CEM REPORT | In a move to create jobs and save revenue the Federal Executive Council (FEC) has approved the second phase of the National Sugar Masterplan.
According to the Minister of Industry, Trade and Investment, Otunba Niyi Adebayo, the 10-year plan, will save $350 million annually and create 110,000 jobs.
The Minister speaking with journalists also noted that apart from foreign exchange savings and job creation targets from the second phase of the masterplan, Nigeria also looks forward to saving $65.8 million on ethanol import and generate 400 megawatts of electricity.
He noted that investments in the national sugar policy is aimed at stimulating self-sufficiency in the commodity.
He also said that the first phase of the project had created about 15,000 jobs through key players in the industry.
“The first phase of the sugar master plan was approved, lasting from 2012 to 2022.
“Today, council approved the extension from 2023 to 2033. That’s for another 10 years and the whole idea of the Sugar Masterplan is for the development of the sugar industry, for self-sufficiency in sugar production.
“The plan has several policy measures or fiscal incentives to stimulate demand and attract private sector investment in the sugar industry. Part of the benefits of the sugar master plan is the local production of sugar.
“We have under phase one, four major investors, investing in the industry. These are Dangote Sugar, BUA Sugar, Golden Sugar Company which is flour mill, Care Africa Group which bought the Baccita sugar mill.
“They have jointly created 15,000 jobs, and they have over almost about 200,000 hectares of land that has been acquired for the production of sugarcane to enable them to produce sugar locally. So Council approved phase two of the National Sugar Masterplan.”
On projections for the second phase Adebayo expressed hope that the country should produce about 1.7 to 1.8 million metric tons of sugar a year while producing about 161 million litres of ethanol annually.
“We are hopeful that Nigeria will be able to produce 1.7 to 1.8 million metric tons of sugar a year, thus eliminating the $350 million that we spend on the importation of raw sugar.
“We’re hoping to produce 161 million litres of ethanol annually, which will thus eliminate $65.8 million of ethanol imports annually. We’re hoping to generate 400 megawatts of electricity and we’re hoping to produce 1.6 million tons of animal feed annually.”
On the success of the first phase he said;
“The sugar masterplan has witnessed many successes since 2012 when it was first approved. Nigeria has a sugar refining capacity of three million metric tons of raw sugar a year bow. We have embarked on the Backward Integration Project, which has attracted over $3 billion worth of investments from the four major investors that I mentioned earlier.
“Investments have also been made in Greenfield Sugar Projects, that is smaller projects all across the country. In Jigawa, Kogi, Zamfara, Oyo and Sokoto states. We’ve also established the National Sugar Institute in Ilorin.
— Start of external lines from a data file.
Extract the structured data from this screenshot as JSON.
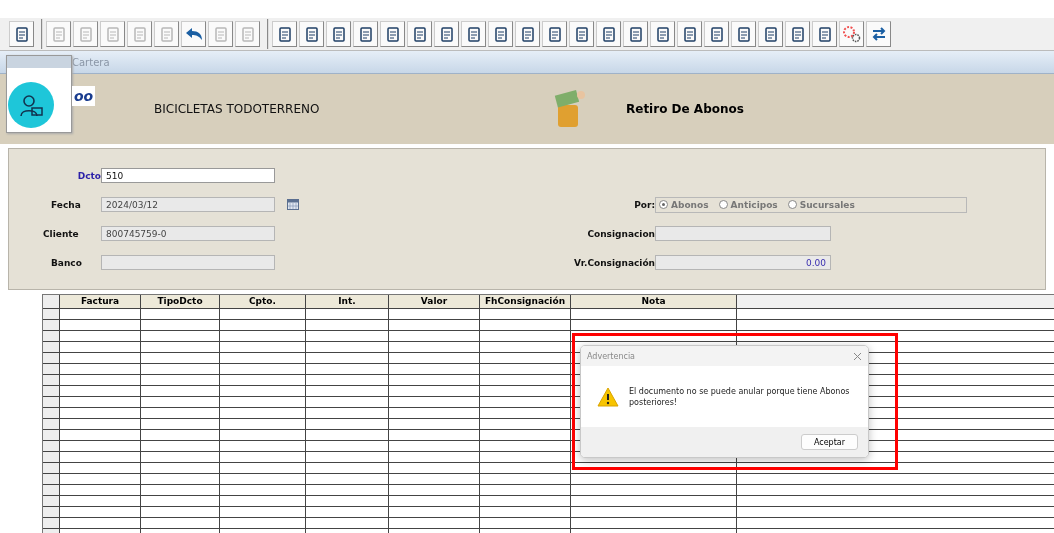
{
  "toolbar": {
    "groups": [
      [
        {
          "disabled": false
        }
      ],
      [
        {
          "disabled": true
        },
        {
          "disabled": true
        },
        {
          "disabled": true
        },
        {
          "disabled": true
        },
        {
          "disabled": true
        },
        {
          "disabled": false,
          "kind": "undo"
        },
        {
          "disabled": true
        },
        {
          "disabled": true
        }
      ],
      [
        {
          "disabled": false
        },
        {
          "disabled": false
        },
        {
          "disabled": false
        },
        {
          "disabled": false
        },
        {
          "disabled": false
        },
        {
          "disabled": false
        },
        {
          "disabled": false
        },
        {
          "disabled": false
        },
        {
          "disabled": false
        },
        {
          "disabled": false
        },
        {
          "disabled": false
        },
        {
          "disabled": false
        },
        {
          "disabled": false
        },
        {
          "disabled": false
        },
        {
          "disabled": false
        },
        {
          "disabled": false
        },
        {
          "disabled": false
        },
        {
          "disabled": false
        },
        {
          "disabled": false
        },
        {
          "disabled": false
        },
        {
          "disabled": false
        },
        {
          "disabled": false,
          "kind": "gears"
        },
        {
          "disabled": false,
          "kind": "swap"
        }
      ]
    ]
  },
  "tab": {
    "label": "Cartera"
  },
  "logo_fragment": "oo",
  "header": {
    "company": "BICICLETAS TODOTERRENO",
    "title": "Retiro De Abonos"
  },
  "form": {
    "left": [
      {
        "label": "Dcto",
        "value": "510",
        "disabled": false
      },
      {
        "label": "Fecha",
        "value": "2024/03/12",
        "disabled": true,
        "calendar": true
      },
      {
        "label": "Cliente",
        "value": "800745759-0",
        "disabled": true
      },
      {
        "label": "Banco",
        "disabled": true
      }
    ],
    "por": {
      "label": "Por:",
      "options": [
        {
          "label": "Abonos",
          "selected": true
        },
        {
          "label": "Anticipos",
          "selected": false
        },
        {
          "label": "Sucursales",
          "selected": false
        }
      ]
    },
    "right": [
      {
        "label": "Consignacion",
        "disabled": true
      },
      {
        "label": "Vr.Consignación",
        "value": "0.00",
        "disabled": true
      }
    ]
  },
  "table": {
    "columns": [
      "Factura",
      "TipoDcto",
      "Cpto.",
      "Int.",
      "Valor",
      "FhConsignación",
      "Nota"
    ]
  },
  "dialog": {
    "title": "Advertencia",
    "message": "El documento no se puede anular porque tiene Abonos posteriores!",
    "button": "Aceptar",
    "highlighted": true
  }
}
“Those are some of the achievements that we have had over the past 10 years and phase two of the Sugar Masterplan that has just been approved, we’re hoping that as a result of this phase two, we will be able to create 110,000 jobs from it.